• **Assignment**: Return the data that follows, keeping every word and mark unchanged.

• **Raw data**:
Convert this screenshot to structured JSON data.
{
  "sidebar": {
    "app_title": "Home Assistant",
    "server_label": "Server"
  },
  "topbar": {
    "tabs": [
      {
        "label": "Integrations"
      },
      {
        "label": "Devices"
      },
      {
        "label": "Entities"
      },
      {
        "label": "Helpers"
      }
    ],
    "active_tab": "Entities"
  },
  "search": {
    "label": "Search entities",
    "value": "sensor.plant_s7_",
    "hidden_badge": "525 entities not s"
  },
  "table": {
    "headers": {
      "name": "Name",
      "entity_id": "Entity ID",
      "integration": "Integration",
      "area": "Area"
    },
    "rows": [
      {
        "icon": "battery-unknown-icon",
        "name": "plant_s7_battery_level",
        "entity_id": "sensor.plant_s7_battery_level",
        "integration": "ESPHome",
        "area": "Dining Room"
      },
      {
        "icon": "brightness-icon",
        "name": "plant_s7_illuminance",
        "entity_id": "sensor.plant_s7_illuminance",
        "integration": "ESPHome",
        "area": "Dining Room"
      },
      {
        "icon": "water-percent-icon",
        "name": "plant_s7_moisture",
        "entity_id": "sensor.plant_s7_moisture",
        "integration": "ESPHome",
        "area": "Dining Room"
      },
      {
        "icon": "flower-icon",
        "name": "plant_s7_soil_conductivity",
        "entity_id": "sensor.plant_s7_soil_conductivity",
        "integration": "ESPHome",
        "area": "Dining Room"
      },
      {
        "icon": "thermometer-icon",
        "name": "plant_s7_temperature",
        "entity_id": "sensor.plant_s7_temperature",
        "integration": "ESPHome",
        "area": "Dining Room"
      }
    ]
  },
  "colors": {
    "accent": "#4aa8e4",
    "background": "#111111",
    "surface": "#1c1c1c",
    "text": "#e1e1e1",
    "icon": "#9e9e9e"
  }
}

• **Solution for this problem**:
Convert this screenshot to structured JSON data.
{
  "sidebar": {
    "app_title": "Home Assistant",
    "server_label": "Server"
  },
  "topbar": {
    "tabs": [
      {
        "label": "Integrations"
      },
      {
        "label": "Devices"
      },
      {
        "label": "Entities"
      },
      {
        "label": "Helpers"
      }
    ],
    "active_tab": "Entities"
  },
  "search": {
    "label": "Search entities",
    "value": "sensor.plant_s7_",
    "hidden_badge": "525 entities not s"
  },
  "table": {
    "headers": {
      "name": "Name",
      "entity_id": "Entity ID",
      "integration": "Integration",
      "area": "Area"
    },
    "rows": [
      {
        "icon": "battery-unknown-icon",
        "name": "plant_s7_battery_level",
        "entity_id": "sensor.plant_s7_battery_level",
        "integration": "ESPHome",
        "area": "Dining Room"
      },
      {
        "icon": "brightness-icon",
        "name": "plant_s7_illuminance",
        "entity_id": "sensor.plant_s7_illuminance",
        "integration": "ESPHome",
        "area": "Dining Room"
      },
      {
        "icon": "water-percent-icon",
        "name": "plant_s7_moisture",
        "entity_id": "sensor.plant_s7_moisture",
        "integration": "ESPHome",
        "area": "Dining Room"
      },
      {
        "icon": "flower-icon",
        "name": "plant_s7_soil_conductivity",
        "entity_id": "sensor.plant_s7_soil_conductivity",
        "integration": "ESPHome",
        "area": "Dining Room"
      },
      {
        "icon": "thermometer-icon",
        "name": "plant_s7_temperature",
        "entity_id": "sensor.plant_s7_temperature",
        "integration": "ESPHome",
        "area": "Dining Room"
      }
    ]
  },
  "colors": {
    "accent": "#4aa8e4",
    "background": "#111111",
    "surface": "#1c1c1c",
    "text": "#e1e1e1",
    "icon": "#9e9e9e"
  }
}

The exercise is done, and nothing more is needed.